What needs to be done
Keep only the lines that hold the string "true", filtering out the rest of the entries below.

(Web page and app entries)

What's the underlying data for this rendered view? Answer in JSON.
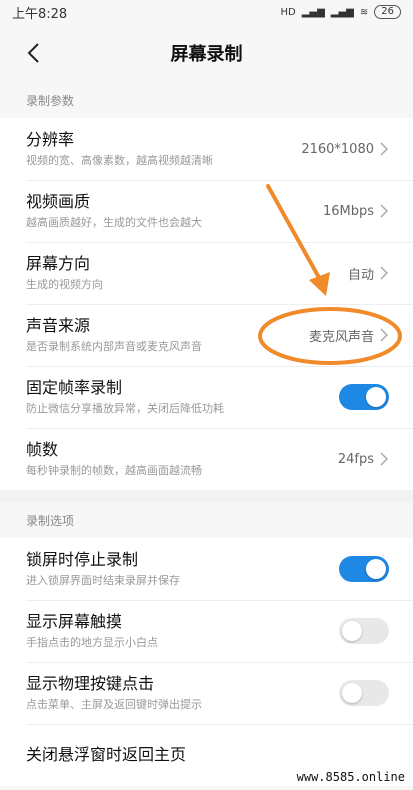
{
  "status_bar": {
    "time": "上午8:28",
    "battery": "26",
    "signal1": "HD",
    "signal2": "..l"
  },
  "nav": {
    "title": "屏幕录制"
  },
  "sections": [
    {
      "header": "录制参数",
      "rows": [
        {
          "title": "分辨率",
          "desc": "视频的宽、高像素数，越高视频越清晰",
          "value": "2160*1080",
          "type": "value"
        },
        {
          "title": "视频画质",
          "desc": "越高画质越好，生成的文件也会越大",
          "value": "16Mbps",
          "type": "value"
        },
        {
          "title": "屏幕方向",
          "desc": "生成的视频方向",
          "value": "自动",
          "type": "value"
        },
        {
          "title": "声音来源",
          "desc": "是否录制系统内部声音或麦克风声音",
          "value": "麦克风声音",
          "type": "value"
        },
        {
          "title": "固定帧率录制",
          "desc": "防止微信分享播放异常，关闭后降低功耗",
          "toggle": true,
          "type": "toggle"
        },
        {
          "title": "帧数",
          "desc": "每秒钟录制的帧数，越高画面越流畅",
          "value": "24fps",
          "type": "value"
        }
      ]
    },
    {
      "header": "录制选项",
      "rows": [
        {
          "title": "锁屏时停止录制",
          "desc": "进入锁屏界面时结束录屏并保存",
          "toggle": true,
          "type": "toggle"
        },
        {
          "title": "显示屏幕触摸",
          "desc": "手指点击的地方显示小白点",
          "toggle": false,
          "type": "toggle"
        },
        {
          "title": "显示物理按键点击",
          "desc": "点击菜单、主屏及返回键时弹出提示",
          "toggle": false,
          "type": "toggle"
        },
        {
          "title": "关闭悬浮窗时返回主页",
          "desc": "",
          "type": "value",
          "value": ""
        }
      ]
    }
  ],
  "colors": {
    "accent": "#1e88e5",
    "annotation": "#f08a2a"
  },
  "watermark": "www.8585.online"
}
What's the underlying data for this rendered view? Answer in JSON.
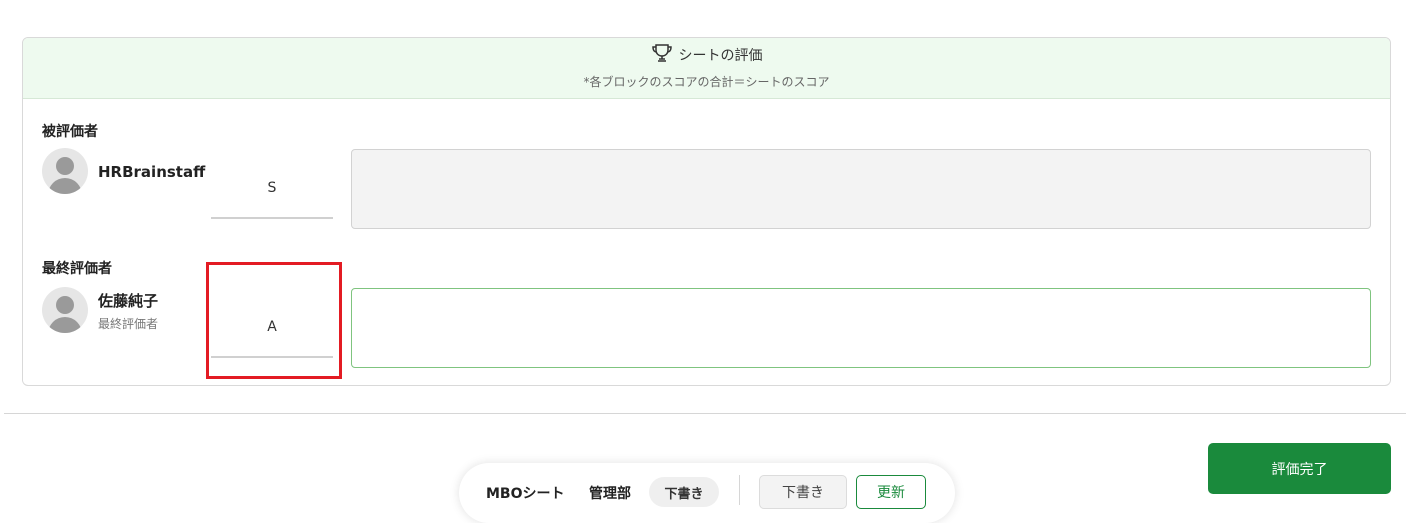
{
  "evaluation_card": {
    "title": "シートの評価",
    "subtitle": "*各ブロックのスコアの合計＝シートのスコア",
    "icon": "trophy-icon"
  },
  "evaluatee": {
    "section_label": "被評価者",
    "name": "HRBrainstaff",
    "grade": "S",
    "comment": ""
  },
  "final_evaluator": {
    "section_label": "最終評価者",
    "name": "佐藤純子",
    "role": "最終評価者",
    "grade": "A",
    "comment": ""
  },
  "actions": {
    "complete_label": "評価完了"
  },
  "status_bar": {
    "sheet_name": "MBOシート",
    "department": "管理部",
    "status_badge": "下書き",
    "draft_button": "下書き",
    "update_button": "更新"
  },
  "colors": {
    "accent_green": "#1a8a3c",
    "header_bg": "#eefaef",
    "highlight_red": "#e31b23"
  }
}
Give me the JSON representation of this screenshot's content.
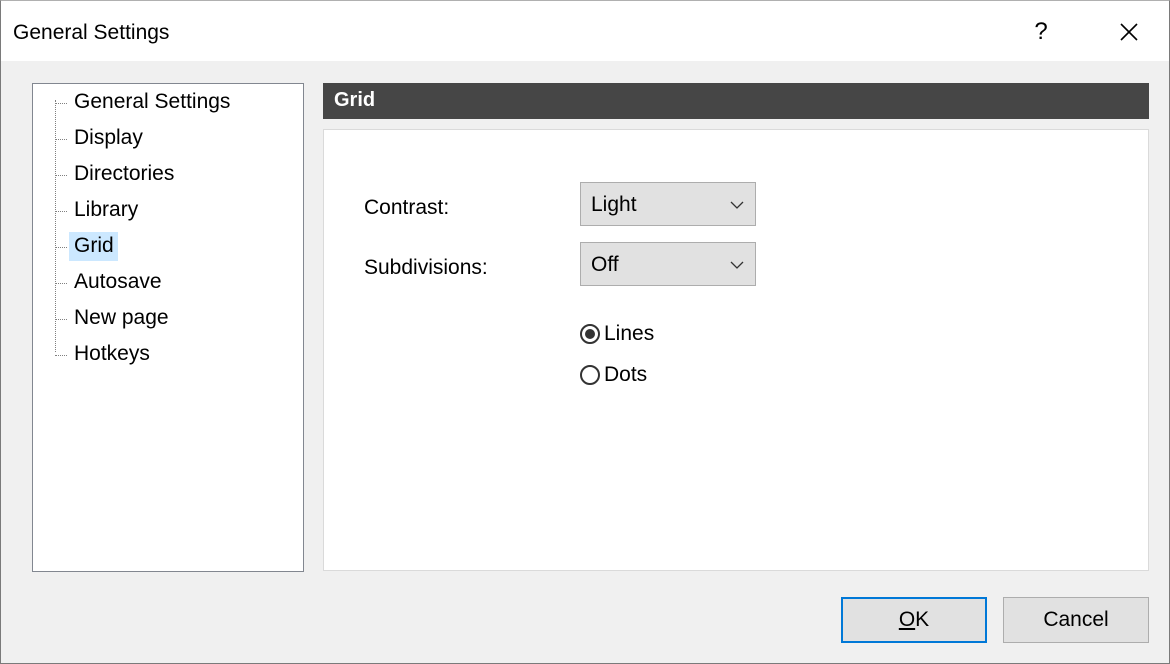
{
  "window": {
    "title": "General Settings",
    "help_label": "?",
    "close_icon": "close-icon"
  },
  "tree": {
    "items": [
      {
        "label": "General Settings",
        "selected": false
      },
      {
        "label": "Display",
        "selected": false
      },
      {
        "label": "Directories",
        "selected": false
      },
      {
        "label": "Library",
        "selected": false
      },
      {
        "label": "Grid",
        "selected": true
      },
      {
        "label": "Autosave",
        "selected": false
      },
      {
        "label": "New page",
        "selected": false
      },
      {
        "label": "Hotkeys",
        "selected": false
      }
    ],
    "selection_color": "#cce8ff"
  },
  "section": {
    "title": "Grid",
    "header_color": "#464646"
  },
  "form": {
    "contrast": {
      "label": "Contrast:",
      "value": "Light"
    },
    "subdivisions": {
      "label": "Subdivisions:",
      "value": "Off"
    },
    "style": {
      "options": [
        {
          "label": "Lines",
          "checked": true
        },
        {
          "label": "Dots",
          "checked": false
        }
      ]
    }
  },
  "buttons": {
    "ok_mnemonic": "O",
    "ok_rest": "K",
    "cancel": "Cancel",
    "default_border_color": "#0078d7"
  }
}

Reply
          "toggle": true,
          "toggle": true,
        "selected": true
          "checked": true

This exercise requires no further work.